I’m emphasizing both private and public largess because different factions and groups in our national life, not just conservatives and liberal critics of wokeness, would benefit from more academic entrepreneurship. For instance, in my experience, successful people from Silicon Valley, whatever their political beliefs, tend to have very definite views on what’s wrong with the legacy institutions of the East Coast and their hidebound ways. But that certainty often coexists with a digital-age bias against any kind of old-fashioned institution-building, an impulse to “disrupt” philanthropy rather than simply imitating the tycoons of the past.
Obviously there are lots of potentially admirable and productive ways for internet tycoons to disburse their billions. But universities are the great power centers of science and industry and culture in our time, they’re generally agreed to be in serious need of reinvention and reform, and it’s a little peculiar that you don’t see the new superrich trying to put their stamp on the meritocracy — that we don’t yet have the Gates University or the Bezos Collegium.
Not every rich donor has the Muskian or Bezosian capacity to start a university single-handedly. But even just the opportunity to help shape a new one seems worth more than the chance to become a rounding error to the multibillion-dollar endowments of the Ivy League. Amid all this week’s tweeting about the University of Austin, for instance, the journalist Julia Ioffe asked its partisans: “Would you send your kids there? If it was between, say, Harvard and University of Austin, what would you choose?” I have no idea what the parental answer ought to be, given that the start-up school is just an outline at the moment. But if I had money to give to a university and I had any sympathy for the Austin project whatsoever, I would definitely choose to put it there rather than into Harvard’s pockets.
A similar logic applies to public money we spend on higher education. I’ve argued before that conservatives should favor establishing national public universities, under bipartisan supervision and with a mandate to cultivate ideological diversity, rather than fighting endless battles at the state level over cutting funding or programs or blocking tenure appointments they dislike.
But the left, too, which has its own litany of complaints about the corporate university, should see advantages in establishing novel institutions. Forgiving yesterday’s student debt is well and good, but I suspect that if you took the billions of dollars of higher-ed money being pondered in the Build Back Better plan and set up a group of national public universities aimed at offering low-cost educations to low-income Americans, you would do more good than sluicing it through the system that saddled all those kids with debt in the first place.
And for that matter, if you’re the kind of progressive donor or foundation that’s given generously to the initiatives and ideas that the University of Austin’s would-be founders regard as threatening to academic freedom, wouldn’t you want to see your own vision of the university realized with full integrity somewhere, instead of being compromised by its association with historically tainted institutions?
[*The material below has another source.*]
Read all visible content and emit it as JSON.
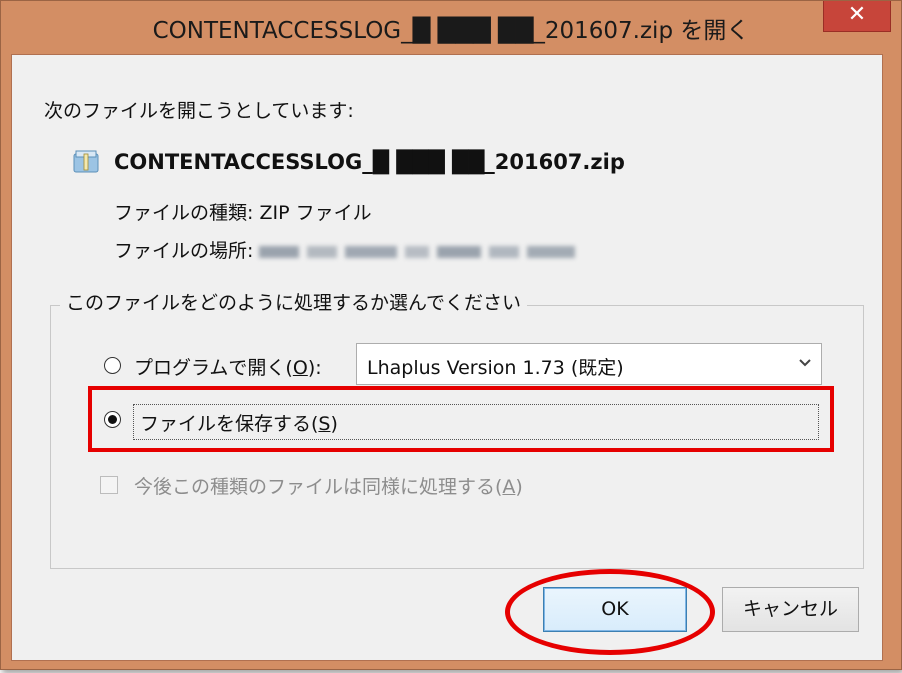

I probably would not send my children to Ibram X. Kendi College, but I would consider it a healthier expression of anti-racist ideology than a bunch of diversity programs layered throughout the corporate-university bureaucracy.
The absence of such true experiments tends to confirm one of my working theories of our era — namely, that you can tell that some of the talk about roiling crisis and radical transformation is overblown because of how tightly people cling to existing power centers, and how few are willing to strike out on their own.